The species is endangered and there is a population of about
2000 in the reserve.
- Barun National Park
and Conservation Area
in the heart of the eastern Himalayan, seven valleys radiate
from Mt. Makalu, the world's fifth highest peak. These valleys,
particularly the Barun valley, treasure some of the last remaining
pristine forest and alpine meadows of Nepal. From the bottom
of the Arun valley, at just 435 m above sea level, the Himalayas
rise to the snow-capped tip of Makalu 8463 m within a 40 km
distance. Within this wide range of altitudes and climates,
the Makalu-Barun area contains some of the richest and most
diverse pockets of plants and animals in Nepal, elsewhere
lost to spreading human habitation.
in the lower reaches of these valleys are communities of Rai,
Sherpa, and Shingsawa (Bhotia) farmers. Though economically

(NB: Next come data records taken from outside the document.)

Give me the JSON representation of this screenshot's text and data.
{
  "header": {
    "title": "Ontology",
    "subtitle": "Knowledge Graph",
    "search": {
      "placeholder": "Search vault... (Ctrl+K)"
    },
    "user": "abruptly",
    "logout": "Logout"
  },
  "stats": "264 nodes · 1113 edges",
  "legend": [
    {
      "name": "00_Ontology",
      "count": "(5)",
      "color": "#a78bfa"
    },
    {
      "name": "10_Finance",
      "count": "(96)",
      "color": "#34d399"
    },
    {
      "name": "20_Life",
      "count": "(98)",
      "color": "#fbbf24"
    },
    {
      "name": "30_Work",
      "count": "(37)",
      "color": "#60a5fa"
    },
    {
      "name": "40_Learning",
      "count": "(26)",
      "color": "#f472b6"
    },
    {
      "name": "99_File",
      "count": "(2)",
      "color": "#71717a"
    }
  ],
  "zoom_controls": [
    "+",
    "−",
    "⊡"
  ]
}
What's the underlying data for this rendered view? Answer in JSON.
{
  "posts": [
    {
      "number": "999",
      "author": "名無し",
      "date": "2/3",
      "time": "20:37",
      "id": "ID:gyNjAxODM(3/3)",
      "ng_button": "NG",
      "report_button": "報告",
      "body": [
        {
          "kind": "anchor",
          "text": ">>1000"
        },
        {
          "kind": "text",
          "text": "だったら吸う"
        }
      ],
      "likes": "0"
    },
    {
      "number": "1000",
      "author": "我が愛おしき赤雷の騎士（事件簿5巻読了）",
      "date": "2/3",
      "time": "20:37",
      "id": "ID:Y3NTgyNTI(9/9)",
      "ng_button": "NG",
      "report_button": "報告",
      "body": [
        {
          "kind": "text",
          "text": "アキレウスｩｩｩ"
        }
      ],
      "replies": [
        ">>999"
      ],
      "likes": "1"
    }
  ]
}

poor and isolated, they retain a rich cultural heritage. They
hold the key to the preservation of the unique biological
and cultural treasures of the Makalu-Barun area.

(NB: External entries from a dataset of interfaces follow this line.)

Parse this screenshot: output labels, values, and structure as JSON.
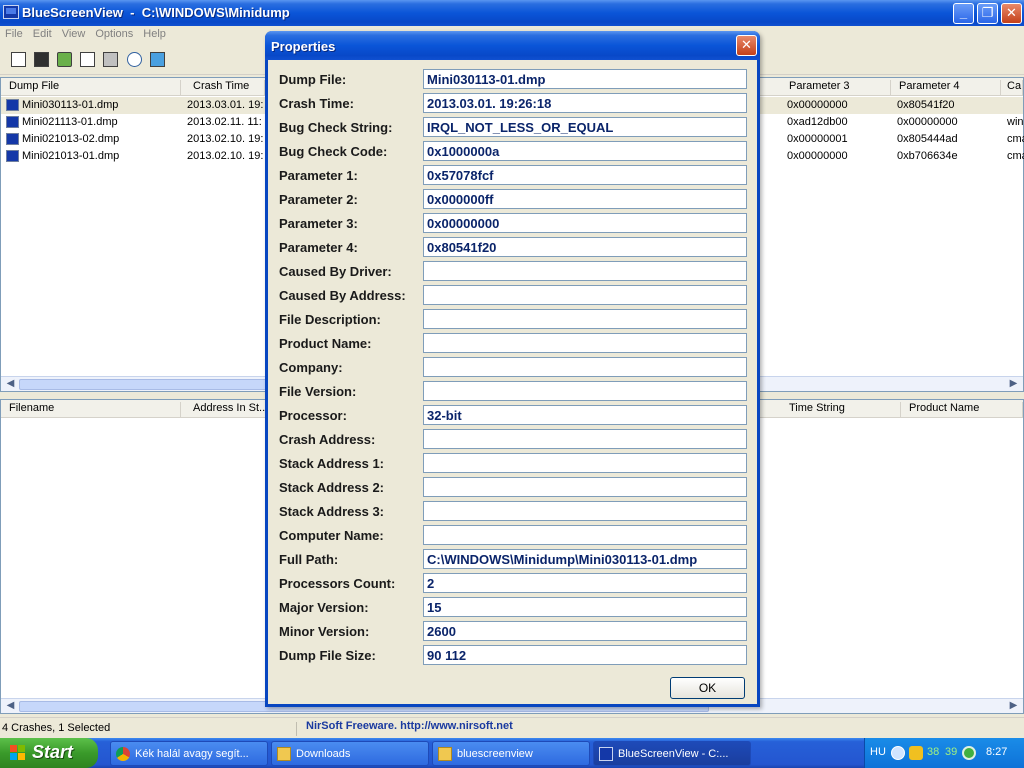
{
  "window": {
    "title": "BlueScreenView  -  C:\\WINDOWS\\Minidump",
    "minimize": "_",
    "maximize": "❐",
    "close": "✕"
  },
  "menu": [
    "File",
    "Edit",
    "View",
    "Options",
    "Help"
  ],
  "dump_list": {
    "columns_left": [
      "Dump File",
      "Crash Time"
    ],
    "columns_right": [
      "Parameter 3",
      "Parameter 4",
      "Ca"
    ],
    "rows": [
      {
        "file": "Mini030113-01.dmp",
        "time": "2013.03.01. 19:",
        "p3": "0x00000000",
        "p4": "0x80541f20",
        "ca": ""
      },
      {
        "file": "Mini021113-01.dmp",
        "time": "2013.02.11. 11:",
        "p3": "0xad12db00",
        "p4": "0x00000000",
        "ca": "win"
      },
      {
        "file": "Mini021013-02.dmp",
        "time": "2013.02.10. 19:",
        "p3": "0x00000001",
        "p4": "0x805444ad",
        "ca": "cma"
      },
      {
        "file": "Mini021013-01.dmp",
        "time": "2013.02.10. 19:",
        "p3": "0x00000000",
        "p4": "0xb706634e",
        "ca": "cma"
      }
    ]
  },
  "driver_list": {
    "columns_left": [
      "Filename",
      "Address In St..."
    ],
    "columns_right": [
      "Time String",
      "Product Name"
    ]
  },
  "status": {
    "count": "4 Crashes, 1 Selected",
    "link": "NirSoft Freeware.  http://www.nirsoft.net"
  },
  "dialog": {
    "title": "Properties",
    "close": "✕",
    "fields": [
      {
        "label": "Dump File:",
        "value": "Mini030113-01.dmp"
      },
      {
        "label": "Crash Time:",
        "value": "2013.03.01. 19:26:18"
      },
      {
        "label": "Bug Check String:",
        "value": "IRQL_NOT_LESS_OR_EQUAL"
      },
      {
        "label": "Bug Check Code:",
        "value": "0x1000000a"
      },
      {
        "label": "Parameter 1:",
        "value": "0x57078fcf"
      },
      {
        "label": "Parameter 2:",
        "value": "0x000000ff"
      },
      {
        "label": "Parameter 3:",
        "value": "0x00000000"
      },
      {
        "label": "Parameter 4:",
        "value": "0x80541f20"
      },
      {
        "label": "Caused By Driver:",
        "value": ""
      },
      {
        "label": "Caused By Address:",
        "value": ""
      },
      {
        "label": "File Description:",
        "value": ""
      },
      {
        "label": "Product Name:",
        "value": ""
      },
      {
        "label": "Company:",
        "value": ""
      },
      {
        "label": "File Version:",
        "value": ""
      },
      {
        "label": "Processor:",
        "value": "32-bit"
      },
      {
        "label": "Crash Address:",
        "value": ""
      },
      {
        "label": "Stack Address 1:",
        "value": ""
      },
      {
        "label": "Stack Address 2:",
        "value": ""
      },
      {
        "label": "Stack Address 3:",
        "value": ""
      },
      {
        "label": "Computer Name:",
        "value": ""
      },
      {
        "label": "Full Path:",
        "value": "C:\\WINDOWS\\Minidump\\Mini030113-01.dmp"
      },
      {
        "label": "Processors Count:",
        "value": "2"
      },
      {
        "label": "Major Version:",
        "value": "15"
      },
      {
        "label": "Minor Version:",
        "value": "2600"
      },
      {
        "label": "Dump File Size:",
        "value": "90 112"
      }
    ],
    "ok": "OK"
  },
  "taskbar": {
    "start": "Start",
    "tasks": [
      "Kék halál avagy segít...",
      "Downloads",
      "bluescreenview",
      "BlueScreenView  -  C:..."
    ],
    "tray": {
      "lang": "HU",
      "n1": "38",
      "n2": "39",
      "clock": "8:27"
    }
  }
}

Makalu-Barun National Park and Conservation Area was established
in 1992 as Nepal's eighth national park and the first to include
and adjacent inhabited conservation area as a buffer. A new

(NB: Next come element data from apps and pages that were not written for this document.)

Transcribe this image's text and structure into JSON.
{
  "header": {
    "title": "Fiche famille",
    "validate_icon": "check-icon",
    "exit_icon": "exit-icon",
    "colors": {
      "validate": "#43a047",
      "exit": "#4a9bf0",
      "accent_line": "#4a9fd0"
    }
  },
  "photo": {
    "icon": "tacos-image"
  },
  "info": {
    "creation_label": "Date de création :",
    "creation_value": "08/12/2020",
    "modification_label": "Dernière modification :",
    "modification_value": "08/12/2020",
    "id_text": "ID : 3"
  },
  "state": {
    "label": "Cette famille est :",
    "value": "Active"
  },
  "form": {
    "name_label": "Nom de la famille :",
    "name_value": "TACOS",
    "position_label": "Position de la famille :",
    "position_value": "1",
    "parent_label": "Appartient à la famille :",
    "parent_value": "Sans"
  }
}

park management approach encourages local people to become
actively involved in protecting the forests and natural resources
upon which their lives depend, and in conserving their own
rich cultural heritage. Traditional resource management systems,
such as community controlled grazingd forest guardianship,
are being strengthened and low level technologies introduced
where appropriate. Working in collaboration with an American
NGO, Woodlands Mountain Institute, His Majesty's Government,
Nepal is striving to improve local living standards through
infrastructure, educational and income-generating activities.
2330 sq. km Makalu-Barun is a vital component of the greater
Mount Everest ecosystem which includes Nepal's 1,148 sq. km
Sagarmatha (Mount Everest) National Park to the west and the
35000 sq. km Comolangma Nature Preserve in the Tibet Autonomous
Region of China to the north.
Annapurna Conservation Area
area has been a smash hit in the world of conservation. Perhaps
this is the area that pioneered a successful conservation
without armed personnel. With the help of the local people,
this highland could be well protected. With a trekking circuit
from mid hills to the foothills of the Himalayas - Annapurna
region covers an area of 7629 sq. km. Beginning from 790 m,
the highest altitude reaches 8091 m of the Mountain Annapurna
1. This is the most visited trekking area in the mountain
region. More than 60000 visitors every year.
Conservation Area Project (ACAP) has been running it's programs
in the area with an aim to conserve nature and it's local
is yet another conservation area in the mountain region. Bordering
the Annapurna Conservation Area to the west and Tibetan Plateau
on the north and the east, the Manasalu region lies in Gorkha
District to the west of Kathmandu.
a trekking area, the regions altitude rises from a mere 600
m to 8163 m, the summit of Mt. Manasalu - the eighth highest
peak in the world.To
make conservation a success story the government has joined
hands with the King Mahendra Trust for Nature Conservation
(KMTNC) and the Asian Development Bank. The Manasalu Eco-Tourism
Development Project has been on in the region since 1997.
projects main objective is to deliver tangible benefits from
tourism to the local community while minimizing adverse environmental
impacts through the development of eco-tourism. The project
has proposed seven Village Development Committees, totaling
an area of 1663 sq. km in the Manasalu region, to be turned
into a conservation area within five years.
below the looming Mountain Kanchanjunga (8586 m), lies the
Kanchanjunga Conservation Area. Spread in an area of 2035
sq. km, the area is made up of alpine grass lands, rocky outcrops,
dense temperate and sub-tropical forests, and low river valleys
with the Kanchanjunga as its crown.
in north eastern Nepal in Taplejung District, the conservation
area is bordered by the Tibet Autonomous Region-China in the
north, Sikkim-India in the east and Sankhuwasabha District
in the west.
1998, the Department of National Parks and Wildlife Conservation
and WWF Program together launched the Kanchanjunga Conservation
Area Project to implement biodiversity conservation and sustainable